[PROBLEM]
Give back each entry exactly as written, apart from the pictures.

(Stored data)
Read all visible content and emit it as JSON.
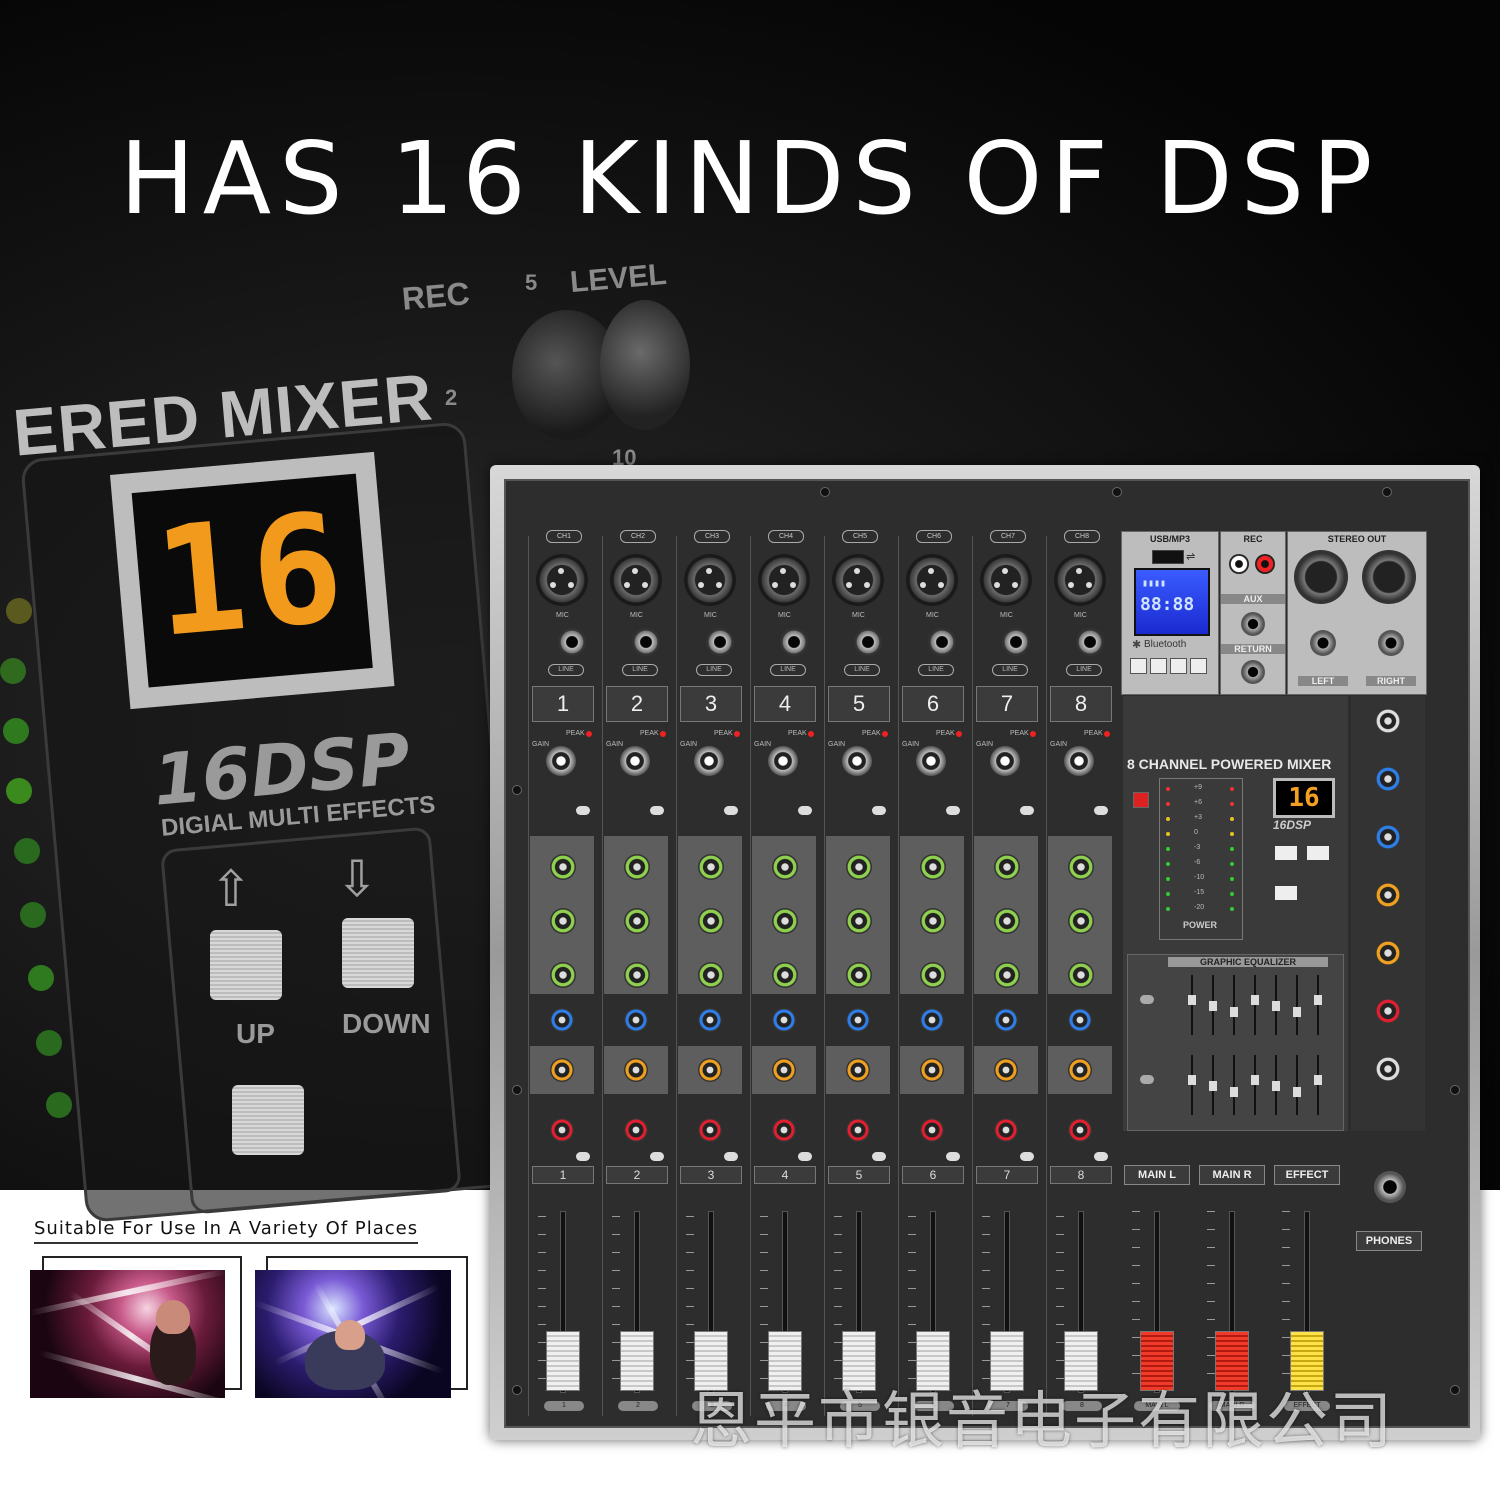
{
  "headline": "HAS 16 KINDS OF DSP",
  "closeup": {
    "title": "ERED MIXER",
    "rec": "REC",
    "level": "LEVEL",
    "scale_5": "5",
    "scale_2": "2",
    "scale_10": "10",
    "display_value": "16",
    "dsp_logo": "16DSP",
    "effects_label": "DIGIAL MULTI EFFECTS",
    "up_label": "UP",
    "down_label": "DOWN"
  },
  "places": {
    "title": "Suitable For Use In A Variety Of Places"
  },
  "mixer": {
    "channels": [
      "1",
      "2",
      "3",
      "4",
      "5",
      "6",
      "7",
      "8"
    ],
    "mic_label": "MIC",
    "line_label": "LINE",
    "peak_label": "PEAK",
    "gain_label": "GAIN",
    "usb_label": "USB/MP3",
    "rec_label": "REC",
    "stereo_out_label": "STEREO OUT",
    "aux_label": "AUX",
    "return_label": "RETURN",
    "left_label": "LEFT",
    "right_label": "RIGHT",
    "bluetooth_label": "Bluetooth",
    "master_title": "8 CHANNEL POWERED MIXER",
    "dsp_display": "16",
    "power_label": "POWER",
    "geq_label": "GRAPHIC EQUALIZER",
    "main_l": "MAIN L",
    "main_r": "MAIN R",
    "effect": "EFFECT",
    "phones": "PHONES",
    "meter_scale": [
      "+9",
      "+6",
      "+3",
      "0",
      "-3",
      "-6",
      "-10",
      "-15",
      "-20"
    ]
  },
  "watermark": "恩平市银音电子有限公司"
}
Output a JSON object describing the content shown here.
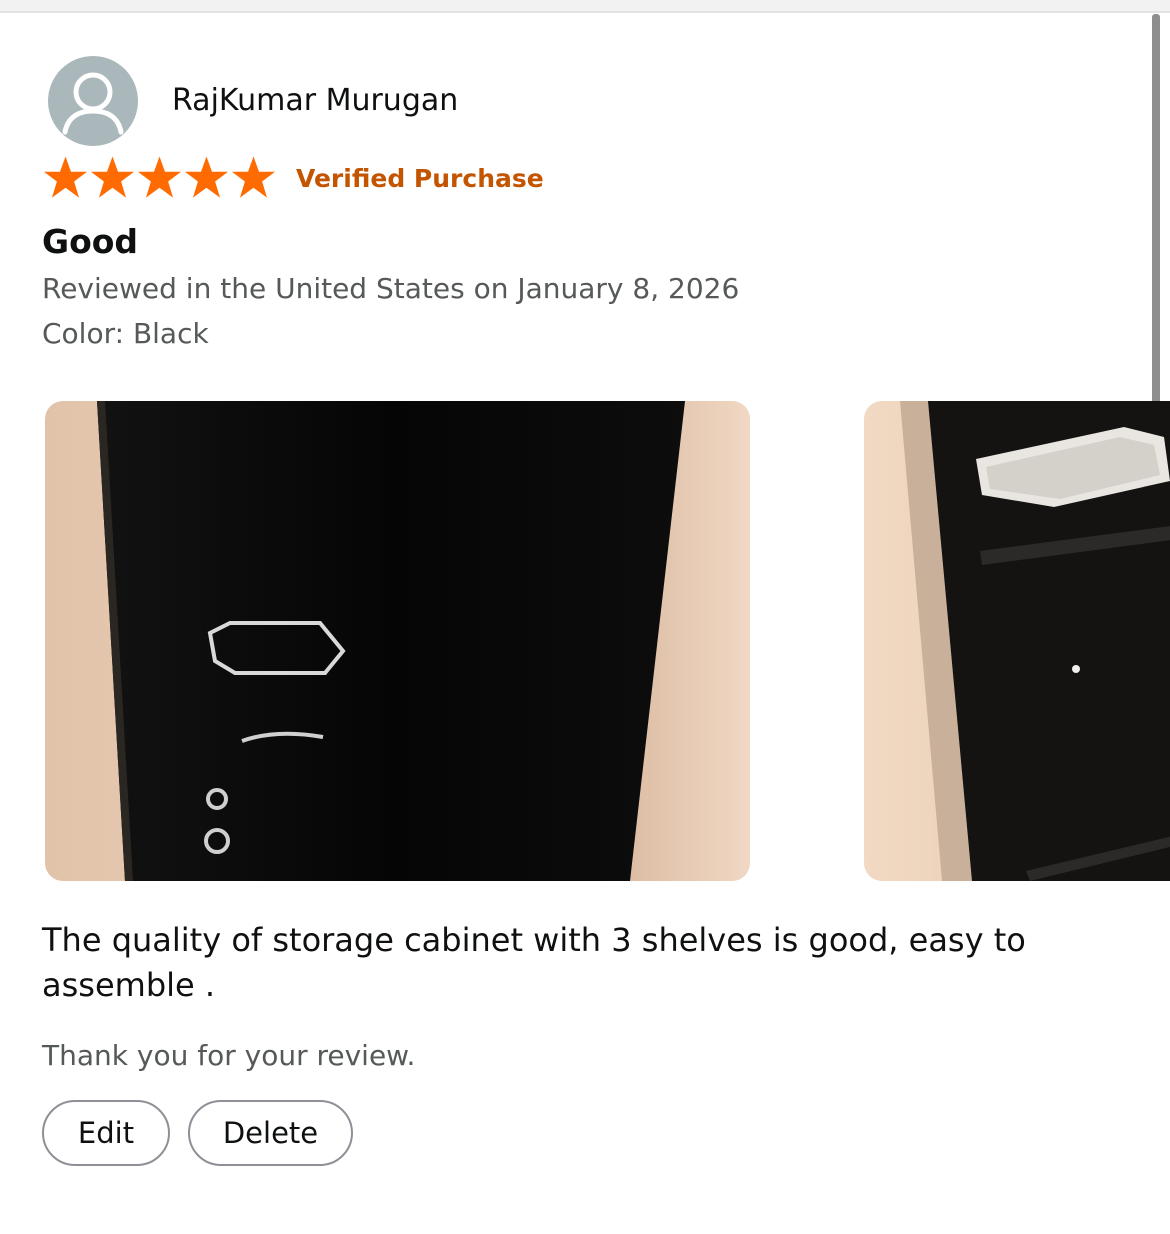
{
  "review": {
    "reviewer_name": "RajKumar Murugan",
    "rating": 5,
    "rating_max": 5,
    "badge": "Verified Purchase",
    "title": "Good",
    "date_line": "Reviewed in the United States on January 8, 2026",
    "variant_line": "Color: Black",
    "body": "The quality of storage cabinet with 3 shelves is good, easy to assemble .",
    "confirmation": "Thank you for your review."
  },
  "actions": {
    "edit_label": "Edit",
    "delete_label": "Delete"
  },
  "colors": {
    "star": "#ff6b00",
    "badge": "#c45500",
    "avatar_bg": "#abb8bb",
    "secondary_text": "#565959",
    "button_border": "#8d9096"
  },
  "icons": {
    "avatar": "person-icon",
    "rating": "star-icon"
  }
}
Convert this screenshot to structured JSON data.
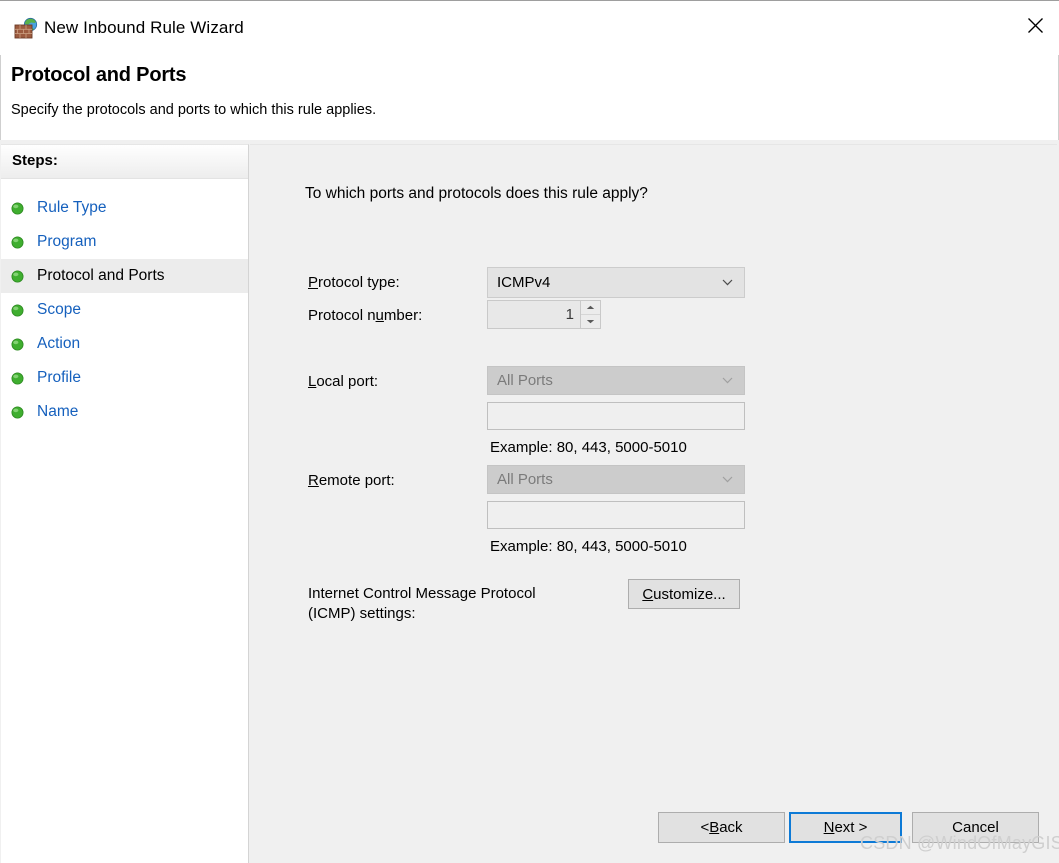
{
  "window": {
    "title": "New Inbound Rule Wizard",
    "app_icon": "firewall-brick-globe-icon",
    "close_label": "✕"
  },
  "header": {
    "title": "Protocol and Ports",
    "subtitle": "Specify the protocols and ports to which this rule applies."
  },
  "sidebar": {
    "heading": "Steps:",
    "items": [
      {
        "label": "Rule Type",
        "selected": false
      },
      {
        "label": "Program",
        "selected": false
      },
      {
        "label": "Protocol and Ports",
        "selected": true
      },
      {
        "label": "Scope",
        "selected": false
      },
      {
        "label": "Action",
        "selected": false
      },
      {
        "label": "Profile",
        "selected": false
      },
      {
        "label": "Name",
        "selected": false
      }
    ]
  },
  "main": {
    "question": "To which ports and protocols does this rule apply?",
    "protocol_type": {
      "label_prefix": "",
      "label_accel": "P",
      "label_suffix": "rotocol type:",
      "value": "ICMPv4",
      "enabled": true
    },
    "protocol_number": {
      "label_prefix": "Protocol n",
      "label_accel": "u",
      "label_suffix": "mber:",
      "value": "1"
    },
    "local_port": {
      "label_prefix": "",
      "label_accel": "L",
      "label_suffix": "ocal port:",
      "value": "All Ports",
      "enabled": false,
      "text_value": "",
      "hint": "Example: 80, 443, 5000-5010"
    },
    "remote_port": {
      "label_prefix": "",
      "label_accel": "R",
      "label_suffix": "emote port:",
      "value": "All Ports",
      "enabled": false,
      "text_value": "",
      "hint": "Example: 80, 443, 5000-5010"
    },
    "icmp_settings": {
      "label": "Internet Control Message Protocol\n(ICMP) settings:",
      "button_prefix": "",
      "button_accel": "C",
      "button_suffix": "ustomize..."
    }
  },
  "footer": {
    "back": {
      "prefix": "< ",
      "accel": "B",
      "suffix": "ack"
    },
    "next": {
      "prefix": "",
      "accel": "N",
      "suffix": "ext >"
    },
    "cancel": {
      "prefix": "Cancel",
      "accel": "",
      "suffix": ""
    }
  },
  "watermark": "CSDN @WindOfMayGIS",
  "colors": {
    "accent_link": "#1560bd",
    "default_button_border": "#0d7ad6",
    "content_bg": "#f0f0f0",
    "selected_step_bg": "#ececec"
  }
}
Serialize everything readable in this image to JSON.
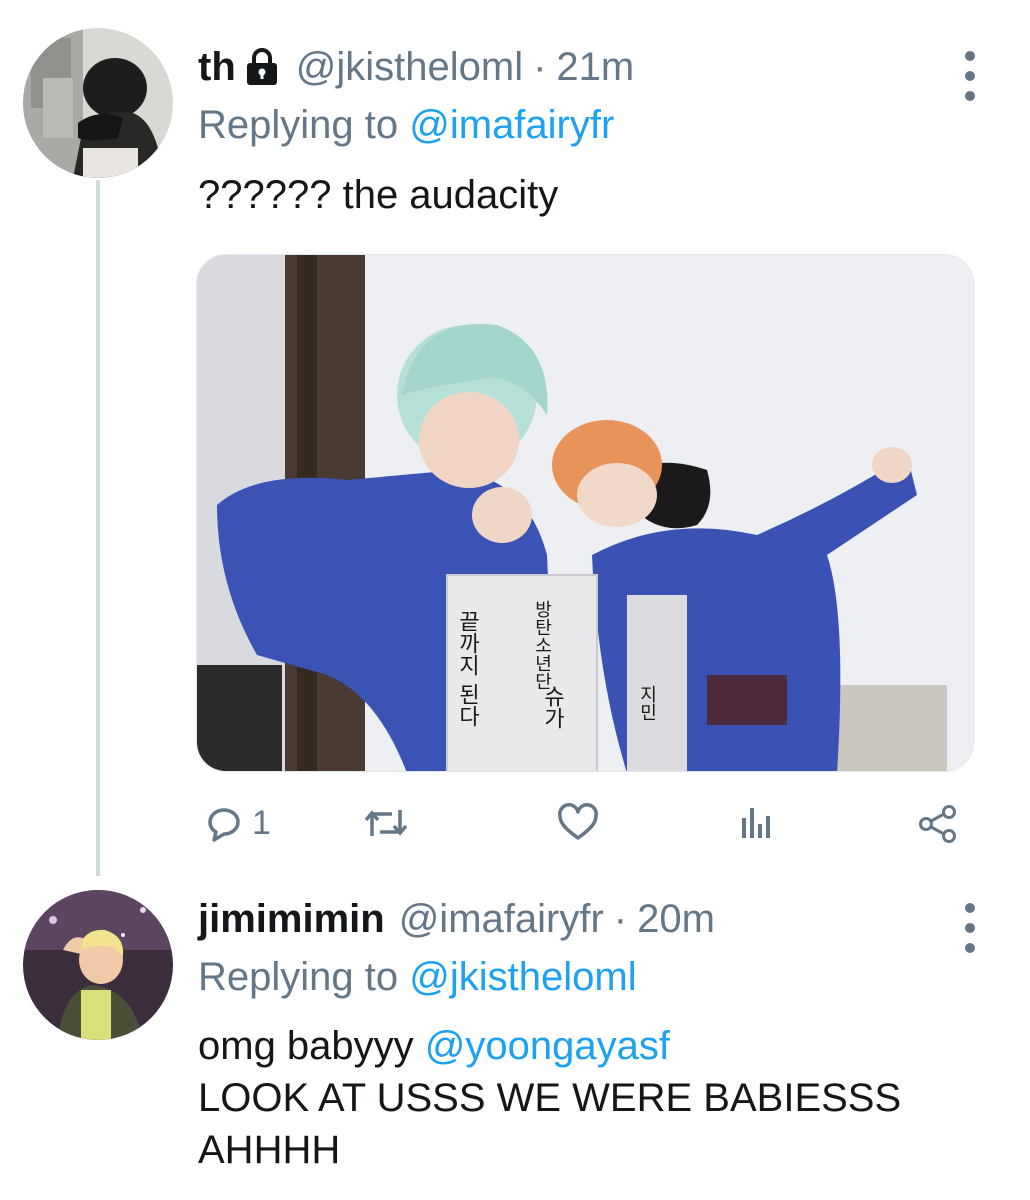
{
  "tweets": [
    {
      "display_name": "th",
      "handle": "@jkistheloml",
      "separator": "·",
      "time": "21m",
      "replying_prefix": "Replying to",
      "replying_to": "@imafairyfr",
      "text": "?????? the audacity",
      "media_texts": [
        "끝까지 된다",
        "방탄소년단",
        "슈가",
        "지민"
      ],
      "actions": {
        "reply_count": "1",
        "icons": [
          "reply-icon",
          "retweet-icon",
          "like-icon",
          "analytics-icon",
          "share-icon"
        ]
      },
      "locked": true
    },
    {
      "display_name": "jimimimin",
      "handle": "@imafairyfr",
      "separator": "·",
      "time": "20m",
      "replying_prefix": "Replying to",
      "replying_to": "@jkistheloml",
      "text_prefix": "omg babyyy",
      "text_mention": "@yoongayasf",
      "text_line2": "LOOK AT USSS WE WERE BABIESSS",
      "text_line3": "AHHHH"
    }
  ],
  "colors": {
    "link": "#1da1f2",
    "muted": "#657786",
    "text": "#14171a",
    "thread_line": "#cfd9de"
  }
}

[SOLUTION TO THE PROBLEM]
Read all visible content and emit it as JSON.
{
  "headline": "HAS 16 KINDS OF DSP",
  "closeup": {
    "title": "ERED MIXER",
    "rec": "REC",
    "level": "LEVEL",
    "scale_5": "5",
    "scale_2": "2",
    "scale_10": "10",
    "display_value": "16",
    "dsp_logo": "16DSP",
    "effects_label": "DIGIAL MULTI EFFECTS",
    "up_label": "UP",
    "down_label": "DOWN"
  },
  "places": {
    "title": "Suitable For Use In A Variety Of Places"
  },
  "mixer": {
    "channels": [
      "1",
      "2",
      "3",
      "4",
      "5",
      "6",
      "7",
      "8"
    ],
    "mic_label": "MIC",
    "line_label": "LINE",
    "peak_label": "PEAK",
    "gain_label": "GAIN",
    "usb_label": "USB/MP3",
    "rec_label": "REC",
    "stereo_out_label": "STEREO OUT",
    "aux_label": "AUX",
    "return_label": "RETURN",
    "left_label": "LEFT",
    "right_label": "RIGHT",
    "bluetooth_label": "Bluetooth",
    "master_title": "8 CHANNEL POWERED MIXER",
    "dsp_display": "16",
    "power_label": "POWER",
    "geq_label": "GRAPHIC EQUALIZER",
    "main_l": "MAIN L",
    "main_r": "MAIN R",
    "effect": "EFFECT",
    "phones": "PHONES",
    "meter_scale": [
      "+9",
      "+6",
      "+3",
      "0",
      "-3",
      "-6",
      "-10",
      "-15",
      "-20"
    ]
  },
  "watermark": "恩平市银音电子有限公司"
}
Output a JSON object describing the content shown here.
{
  "review": {
    "reviewer_name": "RajKumar Murugan",
    "rating": 5,
    "rating_max": 5,
    "badge": "Verified Purchase",
    "title": "Good",
    "date_line": "Reviewed in the United States on January 8, 2026",
    "variant_line": "Color: Black",
    "body": "The quality of storage cabinet with 3 shelves is good, easy to assemble .",
    "confirmation": "Thank you for your review."
  },
  "actions": {
    "edit_label": "Edit",
    "delete_label": "Delete"
  },
  "colors": {
    "star": "#ff6b00",
    "badge": "#c45500",
    "avatar_bg": "#abb8bb",
    "secondary_text": "#565959",
    "button_border": "#8d9096"
  },
  "icons": {
    "avatar": "person-icon",
    "rating": "star-icon"
  }
}
Convert this screenshot to structured JSON data.
{
  "window": {
    "title": "New Inbound Rule Wizard",
    "app_icon": "firewall-brick-globe-icon",
    "close_label": "✕"
  },
  "header": {
    "title": "Protocol and Ports",
    "subtitle": "Specify the protocols and ports to which this rule applies."
  },
  "sidebar": {
    "heading": "Steps:",
    "items": [
      {
        "label": "Rule Type",
        "selected": false
      },
      {
        "label": "Program",
        "selected": false
      },
      {
        "label": "Protocol and Ports",
        "selected": true
      },
      {
        "label": "Scope",
        "selected": false
      },
      {
        "label": "Action",
        "selected": false
      },
      {
        "label": "Profile",
        "selected": false
      },
      {
        "label": "Name",
        "selected": false
      }
    ]
  },
  "main": {
    "question": "To which ports and protocols does this rule apply?",
    "protocol_type": {
      "label_prefix": "",
      "label_accel": "P",
      "label_suffix": "rotocol type:",
      "value": "ICMPv4",
      "enabled": true
    },
    "protocol_number": {
      "label_prefix": "Protocol n",
      "label_accel": "u",
      "label_suffix": "mber:",
      "value": "1"
    },
    "local_port": {
      "label_prefix": "",
      "label_accel": "L",
      "label_suffix": "ocal port:",
      "value": "All Ports",
      "enabled": false,
      "text_value": "",
      "hint": "Example: 80, 443, 5000-5010"
    },
    "remote_port": {
      "label_prefix": "",
      "label_accel": "R",
      "label_suffix": "emote port:",
      "value": "All Ports",
      "enabled": false,
      "text_value": "",
      "hint": "Example: 80, 443, 5000-5010"
    },
    "icmp_settings": {
      "label": "Internet Control Message Protocol\n(ICMP) settings:",
      "button_prefix": "",
      "button_accel": "C",
      "button_suffix": "ustomize..."
    }
  },
  "footer": {
    "back": {
      "prefix": "< ",
      "accel": "B",
      "suffix": "ack"
    },
    "next": {
      "prefix": "",
      "accel": "N",
      "suffix": "ext >"
    },
    "cancel": {
      "prefix": "Cancel",
      "accel": "",
      "suffix": ""
    }
  },
  "watermark": "CSDN @WindOfMayGIS",
  "colors": {
    "accent_link": "#1560bd",
    "default_button_border": "#0d7ad6",
    "content_bg": "#f0f0f0",
    "selected_step_bg": "#ececec"
  }
}
Serialize everything readable in this image to JSON.
{
  "tweets": [
    {
      "display_name": "th",
      "handle": "@jkistheloml",
      "separator": "·",
      "time": "21m",
      "replying_prefix": "Replying to",
      "replying_to": "@imafairyfr",
      "text": "?????? the audacity",
      "media_texts": [
        "끝까지 된다",
        "방탄소년단",
        "슈가",
        "지민"
      ],
      "actions": {
        "reply_count": "1",
        "icons": [
          "reply-icon",
          "retweet-icon",
          "like-icon",
          "analytics-icon",
          "share-icon"
        ]
      },
      "locked": true
    },
    {
      "display_name": "jimimimin",
      "handle": "@imafairyfr",
      "separator": "·",
      "time": "20m",
      "replying_prefix": "Replying to",
      "replying_to": "@jkistheloml",
      "text_prefix": "omg babyyy",
      "text_mention": "@yoongayasf",
      "text_line2": "LOOK AT USSS WE WERE BABIESSS",
      "text_line3": "AHHHH"
    }
  ],
  "colors": {
    "link": "#1da1f2",
    "muted": "#657786",
    "text": "#14171a",
    "thread_line": "#cfd9de"
  }
}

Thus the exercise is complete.